Records excerpted from a collection:
——————————

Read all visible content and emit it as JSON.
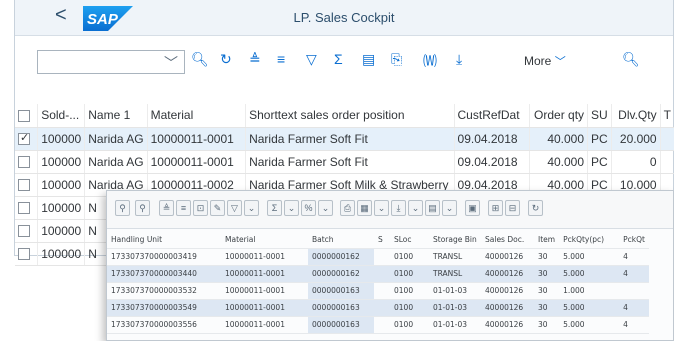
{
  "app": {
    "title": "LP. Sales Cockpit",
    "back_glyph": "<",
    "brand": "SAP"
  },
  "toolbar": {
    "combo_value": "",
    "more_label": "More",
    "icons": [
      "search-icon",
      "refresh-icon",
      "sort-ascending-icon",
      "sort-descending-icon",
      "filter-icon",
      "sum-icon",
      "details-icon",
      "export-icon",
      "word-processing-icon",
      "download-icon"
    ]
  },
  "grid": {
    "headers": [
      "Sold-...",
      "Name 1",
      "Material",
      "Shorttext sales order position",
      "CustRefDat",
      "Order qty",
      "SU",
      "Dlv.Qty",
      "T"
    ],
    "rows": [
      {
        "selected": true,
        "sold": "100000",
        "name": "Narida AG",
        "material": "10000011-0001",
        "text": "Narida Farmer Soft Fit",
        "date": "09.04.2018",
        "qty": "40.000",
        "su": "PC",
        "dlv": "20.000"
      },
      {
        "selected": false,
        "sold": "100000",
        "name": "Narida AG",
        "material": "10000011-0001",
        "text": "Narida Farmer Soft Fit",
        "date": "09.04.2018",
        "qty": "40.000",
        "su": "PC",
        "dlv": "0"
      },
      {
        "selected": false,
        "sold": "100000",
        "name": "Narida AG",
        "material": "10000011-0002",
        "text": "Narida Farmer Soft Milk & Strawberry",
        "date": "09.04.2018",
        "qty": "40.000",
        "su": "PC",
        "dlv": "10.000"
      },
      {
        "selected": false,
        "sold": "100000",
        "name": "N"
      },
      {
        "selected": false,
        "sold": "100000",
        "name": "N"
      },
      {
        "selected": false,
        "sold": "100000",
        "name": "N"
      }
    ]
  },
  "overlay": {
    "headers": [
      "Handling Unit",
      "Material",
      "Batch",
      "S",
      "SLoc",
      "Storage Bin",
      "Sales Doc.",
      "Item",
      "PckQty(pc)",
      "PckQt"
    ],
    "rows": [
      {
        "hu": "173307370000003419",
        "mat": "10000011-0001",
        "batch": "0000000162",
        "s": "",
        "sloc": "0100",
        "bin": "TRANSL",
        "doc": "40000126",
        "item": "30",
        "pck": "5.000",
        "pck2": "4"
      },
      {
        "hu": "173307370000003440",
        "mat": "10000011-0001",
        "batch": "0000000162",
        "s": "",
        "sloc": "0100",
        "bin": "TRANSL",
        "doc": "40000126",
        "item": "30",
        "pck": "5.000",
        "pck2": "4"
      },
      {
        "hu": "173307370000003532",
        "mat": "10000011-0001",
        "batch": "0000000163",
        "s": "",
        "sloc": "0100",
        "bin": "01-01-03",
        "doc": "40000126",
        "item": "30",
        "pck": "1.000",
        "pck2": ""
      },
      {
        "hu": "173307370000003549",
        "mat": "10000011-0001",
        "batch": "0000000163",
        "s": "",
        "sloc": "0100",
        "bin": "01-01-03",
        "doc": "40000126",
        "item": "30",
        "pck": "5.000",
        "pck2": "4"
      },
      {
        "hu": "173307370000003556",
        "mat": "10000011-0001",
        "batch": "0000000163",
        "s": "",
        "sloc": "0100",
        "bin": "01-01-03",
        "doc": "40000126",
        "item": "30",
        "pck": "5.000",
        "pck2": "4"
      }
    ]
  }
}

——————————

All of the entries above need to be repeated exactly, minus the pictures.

◆ **Response to this exercise**
Read all visible content and emit it as JSON.
{
  "app": {
    "title": "LP. Sales Cockpit",
    "back_glyph": "<",
    "brand": "SAP"
  },
  "toolbar": {
    "combo_value": "",
    "more_label": "More",
    "icons": [
      "search-icon",
      "refresh-icon",
      "sort-ascending-icon",
      "sort-descending-icon",
      "filter-icon",
      "sum-icon",
      "details-icon",
      "export-icon",
      "word-processing-icon",
      "download-icon"
    ]
  },
  "grid": {
    "headers": [
      "Sold-...",
      "Name 1",
      "Material",
      "Shorttext sales order position",
      "CustRefDat",
      "Order qty",
      "SU",
      "Dlv.Qty",
      "T"
    ],
    "rows": [
      {
        "selected": true,
        "sold": "100000",
        "name": "Narida AG",
        "material": "10000011-0001",
        "text": "Narida Farmer Soft Fit",
        "date": "09.04.2018",
        "qty": "40.000",
        "su": "PC",
        "dlv": "20.000"
      },
      {
        "selected": false,
        "sold": "100000",
        "name": "Narida AG",
        "material": "10000011-0001",
        "text": "Narida Farmer Soft Fit",
        "date": "09.04.2018",
        "qty": "40.000",
        "su": "PC",
        "dlv": "0"
      },
      {
        "selected": false,
        "sold": "100000",
        "name": "Narida AG",
        "material": "10000011-0002",
        "text": "Narida Farmer Soft Milk & Strawberry",
        "date": "09.04.2018",
        "qty": "40.000",
        "su": "PC",
        "dlv": "10.000"
      },
      {
        "selected": false,
        "sold": "100000",
        "name": "N"
      },
      {
        "selected": false,
        "sold": "100000",
        "name": "N"
      },
      {
        "selected": false,
        "sold": "100000",
        "name": "N"
      }
    ]
  },
  "overlay": {
    "headers": [
      "Handling Unit",
      "Material",
      "Batch",
      "S",
      "SLoc",
      "Storage Bin",
      "Sales Doc.",
      "Item",
      "PckQty(pc)",
      "PckQt"
    ],
    "rows": [
      {
        "hu": "173307370000003419",
        "mat": "10000011-0001",
        "batch": "0000000162",
        "s": "",
        "sloc": "0100",
        "bin": "TRANSL",
        "doc": "40000126",
        "item": "30",
        "pck": "5.000",
        "pck2": "4"
      },
      {
        "hu": "173307370000003440",
        "mat": "10000011-0001",
        "batch": "0000000162",
        "s": "",
        "sloc": "0100",
        "bin": "TRANSL",
        "doc": "40000126",
        "item": "30",
        "pck": "5.000",
        "pck2": "4"
      },
      {
        "hu": "173307370000003532",
        "mat": "10000011-0001",
        "batch": "0000000163",
        "s": "",
        "sloc": "0100",
        "bin": "01-01-03",
        "doc": "40000126",
        "item": "30",
        "pck": "1.000",
        "pck2": ""
      },
      {
        "hu": "173307370000003549",
        "mat": "10000011-0001",
        "batch": "0000000163",
        "s": "",
        "sloc": "0100",
        "bin": "01-01-03",
        "doc": "40000126",
        "item": "30",
        "pck": "5.000",
        "pck2": "4"
      },
      {
        "hu": "173307370000003556",
        "mat": "10000011-0001",
        "batch": "0000000163",
        "s": "",
        "sloc": "0100",
        "bin": "01-01-03",
        "doc": "40000126",
        "item": "30",
        "pck": "5.000",
        "pck2": "4"
      }
    ]
  }
}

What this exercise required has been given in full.